Dock to dock delivery delivers for the Globe



• Best use of radio (runner-up)

Agency/media company: OMD Canada

Client: The Globe and Mail

Brand: The Globe and Mail newspaper

Media team: Steve Cotten, group media director, Craig Jennings, media planner, Kristine Sherliker, senior buyer

Media budget: Less than $25,000

Media used: Radio

Timing: Victoria Day through Labour Day, 200


How does a national newspaper follow its readers to cottage country in the summertime? Traditionally, that’s been a difficult question to answer for The Globe and Mail.

OMD Canada was faced with the challenge of building awareness for the Globe and instituting trial readership in the Muskoka region. The media company was mandated to market the product in a unique fashion that would fit the cottage experience.

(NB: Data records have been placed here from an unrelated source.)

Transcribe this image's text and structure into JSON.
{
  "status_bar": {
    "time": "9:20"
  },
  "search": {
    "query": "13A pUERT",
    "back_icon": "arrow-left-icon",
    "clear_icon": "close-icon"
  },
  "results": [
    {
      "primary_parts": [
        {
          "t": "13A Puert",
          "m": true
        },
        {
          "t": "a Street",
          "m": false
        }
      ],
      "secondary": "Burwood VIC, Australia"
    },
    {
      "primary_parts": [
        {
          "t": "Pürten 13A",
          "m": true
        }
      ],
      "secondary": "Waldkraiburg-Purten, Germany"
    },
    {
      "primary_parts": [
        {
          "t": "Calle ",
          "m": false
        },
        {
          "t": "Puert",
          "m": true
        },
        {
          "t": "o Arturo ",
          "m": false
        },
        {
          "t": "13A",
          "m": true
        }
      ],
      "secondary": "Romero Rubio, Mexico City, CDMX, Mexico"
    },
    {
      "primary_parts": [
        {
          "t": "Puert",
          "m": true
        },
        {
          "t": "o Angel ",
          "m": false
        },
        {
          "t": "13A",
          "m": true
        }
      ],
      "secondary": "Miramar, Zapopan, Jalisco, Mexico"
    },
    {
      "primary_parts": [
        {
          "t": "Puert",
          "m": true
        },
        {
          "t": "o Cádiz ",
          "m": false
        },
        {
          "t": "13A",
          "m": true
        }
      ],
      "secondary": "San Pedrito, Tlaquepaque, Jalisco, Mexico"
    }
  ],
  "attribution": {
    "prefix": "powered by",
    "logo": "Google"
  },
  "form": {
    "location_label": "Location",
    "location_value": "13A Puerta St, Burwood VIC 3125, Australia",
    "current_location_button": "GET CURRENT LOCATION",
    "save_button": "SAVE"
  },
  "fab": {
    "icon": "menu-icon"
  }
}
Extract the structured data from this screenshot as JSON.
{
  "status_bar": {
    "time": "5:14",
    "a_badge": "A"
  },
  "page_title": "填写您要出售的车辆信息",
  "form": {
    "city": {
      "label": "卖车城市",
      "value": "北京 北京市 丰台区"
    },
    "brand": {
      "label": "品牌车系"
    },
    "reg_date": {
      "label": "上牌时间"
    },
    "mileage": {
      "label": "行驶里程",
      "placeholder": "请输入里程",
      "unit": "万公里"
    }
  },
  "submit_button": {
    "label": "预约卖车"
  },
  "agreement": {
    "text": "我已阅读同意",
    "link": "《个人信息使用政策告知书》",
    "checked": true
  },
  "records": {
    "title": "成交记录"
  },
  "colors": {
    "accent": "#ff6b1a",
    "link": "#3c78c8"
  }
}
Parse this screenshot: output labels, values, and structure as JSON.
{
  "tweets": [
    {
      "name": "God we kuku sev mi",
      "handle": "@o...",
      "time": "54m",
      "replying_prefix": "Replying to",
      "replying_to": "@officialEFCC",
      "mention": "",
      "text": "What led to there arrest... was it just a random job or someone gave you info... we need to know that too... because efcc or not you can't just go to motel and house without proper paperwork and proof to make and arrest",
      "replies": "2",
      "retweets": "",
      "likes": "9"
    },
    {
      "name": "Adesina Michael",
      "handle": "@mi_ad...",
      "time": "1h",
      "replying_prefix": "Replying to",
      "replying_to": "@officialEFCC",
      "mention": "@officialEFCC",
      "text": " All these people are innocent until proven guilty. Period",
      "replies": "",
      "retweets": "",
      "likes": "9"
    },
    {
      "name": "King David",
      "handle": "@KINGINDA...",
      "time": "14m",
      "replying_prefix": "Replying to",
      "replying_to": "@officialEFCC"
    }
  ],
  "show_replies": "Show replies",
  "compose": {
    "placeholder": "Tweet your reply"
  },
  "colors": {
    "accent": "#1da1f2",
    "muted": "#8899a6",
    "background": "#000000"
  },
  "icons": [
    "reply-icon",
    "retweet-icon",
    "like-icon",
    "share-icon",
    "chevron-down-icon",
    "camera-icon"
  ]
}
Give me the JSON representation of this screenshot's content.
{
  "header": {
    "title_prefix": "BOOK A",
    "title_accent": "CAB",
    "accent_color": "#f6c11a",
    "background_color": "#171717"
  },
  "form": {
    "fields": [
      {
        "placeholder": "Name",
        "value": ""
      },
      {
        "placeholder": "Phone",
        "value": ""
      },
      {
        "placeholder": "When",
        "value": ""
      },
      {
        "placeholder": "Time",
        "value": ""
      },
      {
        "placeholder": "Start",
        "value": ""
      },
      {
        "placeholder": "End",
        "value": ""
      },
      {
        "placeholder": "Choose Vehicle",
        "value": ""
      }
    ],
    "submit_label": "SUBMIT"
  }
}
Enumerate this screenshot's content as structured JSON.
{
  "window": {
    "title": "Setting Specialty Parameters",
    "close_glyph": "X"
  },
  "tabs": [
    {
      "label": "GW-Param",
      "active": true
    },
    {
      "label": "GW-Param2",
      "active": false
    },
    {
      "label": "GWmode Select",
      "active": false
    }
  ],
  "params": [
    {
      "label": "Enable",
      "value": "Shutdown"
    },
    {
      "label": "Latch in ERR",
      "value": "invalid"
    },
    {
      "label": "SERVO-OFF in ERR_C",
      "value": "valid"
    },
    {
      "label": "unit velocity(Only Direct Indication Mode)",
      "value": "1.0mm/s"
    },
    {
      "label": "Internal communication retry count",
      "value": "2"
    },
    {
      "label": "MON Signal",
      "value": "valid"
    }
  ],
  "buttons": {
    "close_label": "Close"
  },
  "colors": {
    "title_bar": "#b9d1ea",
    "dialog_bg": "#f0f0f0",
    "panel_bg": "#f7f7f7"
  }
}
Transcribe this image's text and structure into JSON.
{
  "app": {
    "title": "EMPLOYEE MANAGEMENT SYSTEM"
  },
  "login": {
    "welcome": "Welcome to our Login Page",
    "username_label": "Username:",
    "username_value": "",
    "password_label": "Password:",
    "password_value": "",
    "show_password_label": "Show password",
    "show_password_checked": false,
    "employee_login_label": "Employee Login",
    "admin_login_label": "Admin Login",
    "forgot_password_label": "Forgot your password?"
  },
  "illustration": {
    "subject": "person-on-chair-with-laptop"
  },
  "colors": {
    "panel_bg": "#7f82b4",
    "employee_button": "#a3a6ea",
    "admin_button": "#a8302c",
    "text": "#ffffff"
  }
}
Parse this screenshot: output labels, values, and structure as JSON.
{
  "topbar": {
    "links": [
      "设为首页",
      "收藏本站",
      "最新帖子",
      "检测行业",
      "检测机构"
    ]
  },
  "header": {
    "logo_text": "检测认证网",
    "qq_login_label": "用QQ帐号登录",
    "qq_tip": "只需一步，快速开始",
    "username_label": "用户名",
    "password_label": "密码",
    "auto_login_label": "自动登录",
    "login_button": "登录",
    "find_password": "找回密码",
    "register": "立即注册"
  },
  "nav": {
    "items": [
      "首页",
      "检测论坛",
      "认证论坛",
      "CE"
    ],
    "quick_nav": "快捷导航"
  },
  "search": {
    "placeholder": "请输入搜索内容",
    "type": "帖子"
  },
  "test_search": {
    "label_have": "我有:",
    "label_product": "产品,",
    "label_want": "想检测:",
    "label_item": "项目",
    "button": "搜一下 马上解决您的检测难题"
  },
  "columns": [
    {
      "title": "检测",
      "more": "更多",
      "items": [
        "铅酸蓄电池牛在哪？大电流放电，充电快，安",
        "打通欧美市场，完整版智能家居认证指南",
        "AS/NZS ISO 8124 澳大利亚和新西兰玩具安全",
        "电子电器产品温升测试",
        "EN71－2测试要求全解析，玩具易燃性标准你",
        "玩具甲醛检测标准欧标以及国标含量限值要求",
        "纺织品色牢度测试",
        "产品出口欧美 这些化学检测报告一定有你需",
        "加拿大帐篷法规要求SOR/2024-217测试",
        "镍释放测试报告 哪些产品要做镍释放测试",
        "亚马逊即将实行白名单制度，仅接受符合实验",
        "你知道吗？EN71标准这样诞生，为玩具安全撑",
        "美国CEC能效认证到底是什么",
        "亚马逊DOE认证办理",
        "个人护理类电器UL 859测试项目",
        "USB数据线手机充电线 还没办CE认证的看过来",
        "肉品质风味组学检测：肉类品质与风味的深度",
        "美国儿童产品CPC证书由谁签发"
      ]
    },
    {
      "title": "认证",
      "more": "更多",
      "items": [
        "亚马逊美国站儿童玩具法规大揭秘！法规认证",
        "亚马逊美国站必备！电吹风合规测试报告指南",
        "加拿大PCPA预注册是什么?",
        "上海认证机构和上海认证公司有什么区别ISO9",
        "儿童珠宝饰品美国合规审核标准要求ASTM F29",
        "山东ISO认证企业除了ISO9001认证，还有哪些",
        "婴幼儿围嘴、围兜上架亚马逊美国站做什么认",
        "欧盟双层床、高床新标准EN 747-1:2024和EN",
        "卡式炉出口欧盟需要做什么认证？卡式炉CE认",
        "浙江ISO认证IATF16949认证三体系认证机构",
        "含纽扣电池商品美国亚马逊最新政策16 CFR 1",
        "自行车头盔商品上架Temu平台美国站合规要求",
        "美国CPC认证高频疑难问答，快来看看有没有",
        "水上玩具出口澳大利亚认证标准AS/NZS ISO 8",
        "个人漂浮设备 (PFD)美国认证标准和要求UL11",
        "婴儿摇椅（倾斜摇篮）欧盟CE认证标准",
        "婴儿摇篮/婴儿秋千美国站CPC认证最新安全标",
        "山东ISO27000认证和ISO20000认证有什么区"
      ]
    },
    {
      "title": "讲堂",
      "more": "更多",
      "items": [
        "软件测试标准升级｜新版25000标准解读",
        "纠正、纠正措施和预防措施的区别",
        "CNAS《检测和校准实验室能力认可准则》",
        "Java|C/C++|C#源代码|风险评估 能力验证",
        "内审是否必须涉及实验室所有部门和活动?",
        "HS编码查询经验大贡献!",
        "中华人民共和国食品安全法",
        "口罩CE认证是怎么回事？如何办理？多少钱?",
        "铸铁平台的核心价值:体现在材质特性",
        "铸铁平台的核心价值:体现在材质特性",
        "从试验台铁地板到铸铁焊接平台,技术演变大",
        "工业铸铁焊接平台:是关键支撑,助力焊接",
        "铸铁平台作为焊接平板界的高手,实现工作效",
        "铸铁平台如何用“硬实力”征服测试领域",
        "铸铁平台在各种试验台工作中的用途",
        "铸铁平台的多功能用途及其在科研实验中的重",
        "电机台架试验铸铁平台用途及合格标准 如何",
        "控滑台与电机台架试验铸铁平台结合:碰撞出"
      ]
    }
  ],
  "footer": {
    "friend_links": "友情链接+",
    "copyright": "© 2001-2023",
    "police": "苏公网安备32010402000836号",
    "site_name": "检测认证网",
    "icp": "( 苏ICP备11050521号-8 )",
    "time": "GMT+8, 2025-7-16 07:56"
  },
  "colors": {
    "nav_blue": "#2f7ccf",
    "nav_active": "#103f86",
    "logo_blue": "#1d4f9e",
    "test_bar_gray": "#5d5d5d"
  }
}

Radio was chosen as a medium to which virtually all cottagers have access. Local station Moose 100.9 FM joined as a partner, once the station staff checked in with local retail advertisers to make sure their participation wouldn’t be seen as infringing on newspaper sales.


How do you get to potential customers who live in cottages? In a boat, of course.

Every Saturday morning during the summer, the Moose Master-craft, branded with signage and a large Globe and Mail flag, cruised Muskoka’s big three lakes (Joseph, Rosseau and Muskoka) delivering 150 complimentary copies of the paper to lakeside cottages. To ensure that cottagers were interested in receiving the paper, delivery hosts only handed out copies when someone was outside to receive the paper, rather than leaving the papers lying on the docks.

Two greeters were employed: one to drive the boat, the other to meet cottagers and drop off papers. These tasks were undertaken by station owner Christopher Grossman and Moose Morning Man Greg James, both decked out in Moose Ts and Globe and Mail hats.

Local creative was written, and the Saturday delivery was promoted on Moose 100.9 FM every Thursday through Sunday during the summer. As well, each Saturday the delivery hosts did at least one live remote cut-in with a cottager as the Moose Cruiser delivered its goods. After delivery was completed, the cruiser’s crew spent the afternoon touring local boat shows and waterfront events.

Delivery was, of course, far more difficult during inclement weather but fortunately there were only two rainy days during the entire promotion.


While specific results were not available, anecdotally the promotion was a big success. The Saturday morning strategy ensured that The Globe and Mail hit its core cottage-country readers just when they were looking for something to read.